[Problem requirements] Search term "dropdown": work out how many lines of the data below contain it, and answer with that number alone.

··· Supplied material

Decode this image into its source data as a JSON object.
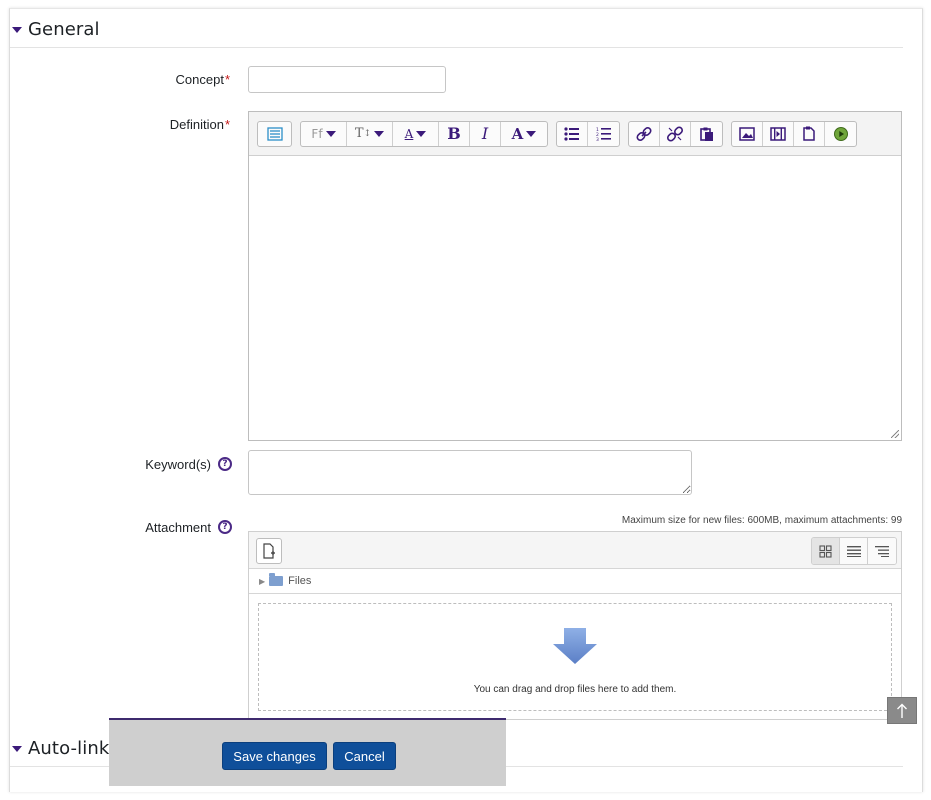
{
  "sections": {
    "general_title": "General",
    "autolink_title": "Auto-linki"
  },
  "fields": {
    "concept_label": "Concept",
    "definition_label": "Definition",
    "keywords_label": "Keyword(s)",
    "attachment_label": "Attachment",
    "required_marker": "*",
    "help_marker": "?"
  },
  "editor": {
    "toolbar_groups": [
      [
        "html-editor-icon"
      ],
      [
        "font-family-dropdown",
        "font-size-dropdown",
        "text-style-dropdown",
        "bold",
        "italic",
        "font-color-dropdown"
      ],
      [
        "unordered-list",
        "ordered-list"
      ],
      [
        "link",
        "unlink",
        "paste"
      ],
      [
        "image",
        "media",
        "file",
        "record"
      ]
    ],
    "font_label": "Ff",
    "size_label": "T",
    "style_label": "A",
    "bold_label": "B",
    "italic_label": "I",
    "color_label": "A"
  },
  "attachment": {
    "max_size_text": "Maximum size for new files: 600MB, maximum attachments: 99",
    "path_label": "Files",
    "drop_text": "You can drag and drop files here to add them."
  },
  "footer": {
    "save_label": "Save changes",
    "cancel_label": "Cancel"
  },
  "colors": {
    "accent": "#3b1a7a",
    "button": "#0f4f9a",
    "required": "#c41717",
    "drop_arrow": "#6c8fd1"
  }
}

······

[The answer] 4